*** Opening EXTRACTED ENTRIES ***

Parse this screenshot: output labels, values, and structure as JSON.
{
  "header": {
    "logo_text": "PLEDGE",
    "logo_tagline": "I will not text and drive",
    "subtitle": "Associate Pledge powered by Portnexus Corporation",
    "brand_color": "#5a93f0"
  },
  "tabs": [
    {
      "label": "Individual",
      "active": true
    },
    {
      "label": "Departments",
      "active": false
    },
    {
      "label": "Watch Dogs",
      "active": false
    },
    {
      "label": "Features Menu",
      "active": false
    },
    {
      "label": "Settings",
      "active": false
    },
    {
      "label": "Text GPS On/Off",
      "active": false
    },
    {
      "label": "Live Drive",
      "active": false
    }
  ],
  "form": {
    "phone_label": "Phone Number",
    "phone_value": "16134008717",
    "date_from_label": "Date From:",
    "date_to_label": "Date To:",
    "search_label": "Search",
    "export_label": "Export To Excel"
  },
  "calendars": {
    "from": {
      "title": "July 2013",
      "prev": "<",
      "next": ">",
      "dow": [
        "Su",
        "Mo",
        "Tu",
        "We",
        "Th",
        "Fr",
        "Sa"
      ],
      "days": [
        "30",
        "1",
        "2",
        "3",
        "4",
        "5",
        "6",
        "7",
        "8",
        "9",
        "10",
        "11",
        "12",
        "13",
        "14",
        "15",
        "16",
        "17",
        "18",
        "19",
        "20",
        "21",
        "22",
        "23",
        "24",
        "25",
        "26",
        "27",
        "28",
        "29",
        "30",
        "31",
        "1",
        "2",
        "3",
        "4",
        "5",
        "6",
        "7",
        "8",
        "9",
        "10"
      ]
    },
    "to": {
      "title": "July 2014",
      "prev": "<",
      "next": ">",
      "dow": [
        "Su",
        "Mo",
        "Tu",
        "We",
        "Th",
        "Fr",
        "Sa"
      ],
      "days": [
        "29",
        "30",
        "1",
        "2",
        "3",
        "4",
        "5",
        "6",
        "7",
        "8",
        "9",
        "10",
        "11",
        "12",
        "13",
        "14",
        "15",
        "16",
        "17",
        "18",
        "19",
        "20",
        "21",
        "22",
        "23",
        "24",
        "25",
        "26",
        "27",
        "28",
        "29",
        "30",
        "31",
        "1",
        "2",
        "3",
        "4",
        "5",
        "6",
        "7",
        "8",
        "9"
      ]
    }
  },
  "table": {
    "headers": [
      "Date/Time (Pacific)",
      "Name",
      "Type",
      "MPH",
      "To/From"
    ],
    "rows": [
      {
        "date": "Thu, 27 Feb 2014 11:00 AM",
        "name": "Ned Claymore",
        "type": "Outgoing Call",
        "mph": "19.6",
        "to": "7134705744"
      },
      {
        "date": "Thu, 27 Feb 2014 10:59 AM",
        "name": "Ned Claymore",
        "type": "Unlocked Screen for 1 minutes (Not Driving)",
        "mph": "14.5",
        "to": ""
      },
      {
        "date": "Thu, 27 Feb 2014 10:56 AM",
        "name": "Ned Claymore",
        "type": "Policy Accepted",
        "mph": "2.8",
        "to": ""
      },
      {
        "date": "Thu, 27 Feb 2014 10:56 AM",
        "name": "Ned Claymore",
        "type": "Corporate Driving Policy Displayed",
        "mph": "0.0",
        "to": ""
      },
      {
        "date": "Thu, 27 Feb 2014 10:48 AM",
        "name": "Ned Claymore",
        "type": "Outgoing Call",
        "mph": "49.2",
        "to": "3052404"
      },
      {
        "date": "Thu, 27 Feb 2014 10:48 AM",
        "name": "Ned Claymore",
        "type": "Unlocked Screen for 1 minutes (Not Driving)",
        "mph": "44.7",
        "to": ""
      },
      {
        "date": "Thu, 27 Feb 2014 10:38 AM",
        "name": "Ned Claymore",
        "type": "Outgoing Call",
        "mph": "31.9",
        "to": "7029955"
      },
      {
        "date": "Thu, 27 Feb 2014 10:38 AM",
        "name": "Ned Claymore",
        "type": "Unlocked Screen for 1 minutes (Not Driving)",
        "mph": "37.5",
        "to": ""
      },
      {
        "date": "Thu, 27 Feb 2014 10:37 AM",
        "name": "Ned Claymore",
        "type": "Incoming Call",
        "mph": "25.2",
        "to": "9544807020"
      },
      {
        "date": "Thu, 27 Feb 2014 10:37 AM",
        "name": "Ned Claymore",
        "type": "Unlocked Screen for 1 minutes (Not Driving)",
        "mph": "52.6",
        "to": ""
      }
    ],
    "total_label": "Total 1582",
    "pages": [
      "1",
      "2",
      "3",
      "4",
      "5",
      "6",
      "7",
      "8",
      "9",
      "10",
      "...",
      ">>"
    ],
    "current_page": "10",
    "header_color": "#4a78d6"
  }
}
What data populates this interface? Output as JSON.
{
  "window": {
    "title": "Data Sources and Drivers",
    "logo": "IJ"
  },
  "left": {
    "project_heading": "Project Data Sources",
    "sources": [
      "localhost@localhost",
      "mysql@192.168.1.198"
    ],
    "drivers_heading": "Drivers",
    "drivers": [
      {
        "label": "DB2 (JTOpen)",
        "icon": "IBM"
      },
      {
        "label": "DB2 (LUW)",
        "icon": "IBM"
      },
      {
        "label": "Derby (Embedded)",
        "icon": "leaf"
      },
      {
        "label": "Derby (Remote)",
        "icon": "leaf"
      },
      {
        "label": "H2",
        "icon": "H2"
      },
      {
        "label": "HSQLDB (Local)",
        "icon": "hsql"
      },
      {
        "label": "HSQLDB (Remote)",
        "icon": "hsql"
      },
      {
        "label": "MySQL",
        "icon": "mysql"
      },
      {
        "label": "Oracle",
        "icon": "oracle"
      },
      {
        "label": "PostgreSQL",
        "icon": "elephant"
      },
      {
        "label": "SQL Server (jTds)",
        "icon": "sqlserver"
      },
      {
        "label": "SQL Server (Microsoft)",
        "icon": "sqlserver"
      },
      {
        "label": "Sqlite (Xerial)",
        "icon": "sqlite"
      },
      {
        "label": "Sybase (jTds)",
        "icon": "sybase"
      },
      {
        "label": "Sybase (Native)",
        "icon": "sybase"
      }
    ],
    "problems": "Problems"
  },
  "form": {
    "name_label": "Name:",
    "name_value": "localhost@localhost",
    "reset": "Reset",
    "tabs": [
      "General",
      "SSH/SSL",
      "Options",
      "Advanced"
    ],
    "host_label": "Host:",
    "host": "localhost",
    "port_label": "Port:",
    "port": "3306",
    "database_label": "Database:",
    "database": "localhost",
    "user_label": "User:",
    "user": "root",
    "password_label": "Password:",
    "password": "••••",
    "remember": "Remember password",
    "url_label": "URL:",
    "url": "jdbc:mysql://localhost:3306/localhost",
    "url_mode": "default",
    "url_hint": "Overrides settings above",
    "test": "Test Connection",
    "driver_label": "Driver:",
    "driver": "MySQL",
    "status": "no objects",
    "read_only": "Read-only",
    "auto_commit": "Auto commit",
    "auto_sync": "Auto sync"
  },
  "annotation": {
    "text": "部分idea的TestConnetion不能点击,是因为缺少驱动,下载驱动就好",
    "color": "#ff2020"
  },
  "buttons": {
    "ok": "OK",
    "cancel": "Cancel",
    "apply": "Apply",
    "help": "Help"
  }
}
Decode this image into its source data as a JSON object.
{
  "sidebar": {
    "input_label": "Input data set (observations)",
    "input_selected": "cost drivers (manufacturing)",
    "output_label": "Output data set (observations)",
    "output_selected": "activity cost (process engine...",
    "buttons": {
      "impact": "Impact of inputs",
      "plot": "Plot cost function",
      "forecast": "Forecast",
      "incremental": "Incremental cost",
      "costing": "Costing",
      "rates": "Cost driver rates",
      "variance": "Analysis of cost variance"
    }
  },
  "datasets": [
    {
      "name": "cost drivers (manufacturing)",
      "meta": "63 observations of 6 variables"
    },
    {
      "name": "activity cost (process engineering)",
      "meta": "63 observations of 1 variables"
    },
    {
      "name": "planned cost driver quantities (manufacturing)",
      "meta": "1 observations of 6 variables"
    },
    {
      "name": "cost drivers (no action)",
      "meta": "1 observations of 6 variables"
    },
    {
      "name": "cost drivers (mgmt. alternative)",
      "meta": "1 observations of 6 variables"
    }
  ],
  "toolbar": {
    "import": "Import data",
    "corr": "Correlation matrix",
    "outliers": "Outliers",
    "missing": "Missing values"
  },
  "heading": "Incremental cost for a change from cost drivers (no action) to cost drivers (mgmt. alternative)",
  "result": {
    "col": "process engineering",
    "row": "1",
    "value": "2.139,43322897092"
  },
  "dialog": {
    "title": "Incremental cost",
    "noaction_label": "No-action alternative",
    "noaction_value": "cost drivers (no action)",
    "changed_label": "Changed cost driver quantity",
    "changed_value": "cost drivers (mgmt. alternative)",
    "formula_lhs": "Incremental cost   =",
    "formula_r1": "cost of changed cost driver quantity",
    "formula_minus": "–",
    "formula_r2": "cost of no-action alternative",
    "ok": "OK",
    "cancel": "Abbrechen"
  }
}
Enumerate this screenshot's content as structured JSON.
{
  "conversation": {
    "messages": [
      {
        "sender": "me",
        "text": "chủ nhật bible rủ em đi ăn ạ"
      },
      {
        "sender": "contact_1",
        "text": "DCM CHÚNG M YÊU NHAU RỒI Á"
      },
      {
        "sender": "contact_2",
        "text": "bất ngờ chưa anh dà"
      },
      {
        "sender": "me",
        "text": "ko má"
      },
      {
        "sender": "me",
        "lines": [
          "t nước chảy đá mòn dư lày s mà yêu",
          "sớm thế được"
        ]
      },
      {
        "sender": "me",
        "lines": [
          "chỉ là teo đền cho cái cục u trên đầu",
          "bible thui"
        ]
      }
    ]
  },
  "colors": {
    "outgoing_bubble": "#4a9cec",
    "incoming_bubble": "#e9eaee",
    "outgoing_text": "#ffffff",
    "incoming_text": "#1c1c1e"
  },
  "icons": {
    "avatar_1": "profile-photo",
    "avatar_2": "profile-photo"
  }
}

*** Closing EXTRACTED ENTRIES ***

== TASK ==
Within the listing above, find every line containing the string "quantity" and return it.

== SOLUTION TO THE PROBLEM ==
    "changed_label": "Changed cost driver quantity",
    "formula_r1": "cost of changed cost driver quantity",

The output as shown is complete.